> _WHAT YOU ARE ASKED TO DO_:
Output every record word for word.

> _Records from a data collection_:
+===+

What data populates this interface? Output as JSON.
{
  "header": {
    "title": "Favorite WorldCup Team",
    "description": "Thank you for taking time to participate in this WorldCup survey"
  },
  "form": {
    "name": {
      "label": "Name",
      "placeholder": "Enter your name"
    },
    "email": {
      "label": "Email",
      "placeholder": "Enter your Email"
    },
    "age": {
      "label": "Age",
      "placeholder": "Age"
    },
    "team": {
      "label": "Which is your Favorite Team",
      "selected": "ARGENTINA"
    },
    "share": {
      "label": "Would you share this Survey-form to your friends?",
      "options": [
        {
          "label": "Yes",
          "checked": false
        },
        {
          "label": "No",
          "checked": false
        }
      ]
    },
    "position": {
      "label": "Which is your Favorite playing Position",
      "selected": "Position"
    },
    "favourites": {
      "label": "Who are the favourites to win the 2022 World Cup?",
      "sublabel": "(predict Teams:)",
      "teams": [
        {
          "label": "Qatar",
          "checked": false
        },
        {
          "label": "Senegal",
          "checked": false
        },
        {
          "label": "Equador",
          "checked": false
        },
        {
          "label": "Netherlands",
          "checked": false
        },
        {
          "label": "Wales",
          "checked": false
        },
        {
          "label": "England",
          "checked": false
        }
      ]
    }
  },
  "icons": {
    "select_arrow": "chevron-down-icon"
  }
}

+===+

> _RESPONSE BOX_:
What data populates this interface? Output as JSON.
{
  "header": {
    "title": "Favorite WorldCup Team",
    "description": "Thank you for taking time to participate in this WorldCup survey"
  },
  "form": {
    "name": {
      "label": "Name",
      "placeholder": "Enter your name"
    },
    "email": {
      "label": "Email",
      "placeholder": "Enter your Email"
    },
    "age": {
      "label": "Age",
      "placeholder": "Age"
    },
    "team": {
      "label": "Which is your Favorite Team",
      "selected": "ARGENTINA"
    },
    "share": {
      "label": "Would you share this Survey-form to your friends?",
      "options": [
        {
          "label": "Yes",
          "checked": false
        },
        {
          "label": "No",
          "checked": false
        }
      ]
    },
    "position": {
      "label": "Which is your Favorite playing Position",
      "selected": "Position"
    },
    "favourites": {
      "label": "Who are the favourites to win the 2022 World Cup?",
      "sublabel": "(predict Teams:)",
      "teams": [
        {
          "label": "Qatar",
          "checked": false
        },
        {
          "label": "Senegal",
          "checked": false
        },
        {
          "label": "Equador",
          "checked": false
        },
        {
          "label": "Netherlands",
          "checked": false
        },
        {
          "label": "Wales",
          "checked": false
        },
        {
          "label": "England",
          "checked": false
        }
      ]
    }
  },
  "icons": {
    "select_arrow": "chevron-down-icon"
  }
}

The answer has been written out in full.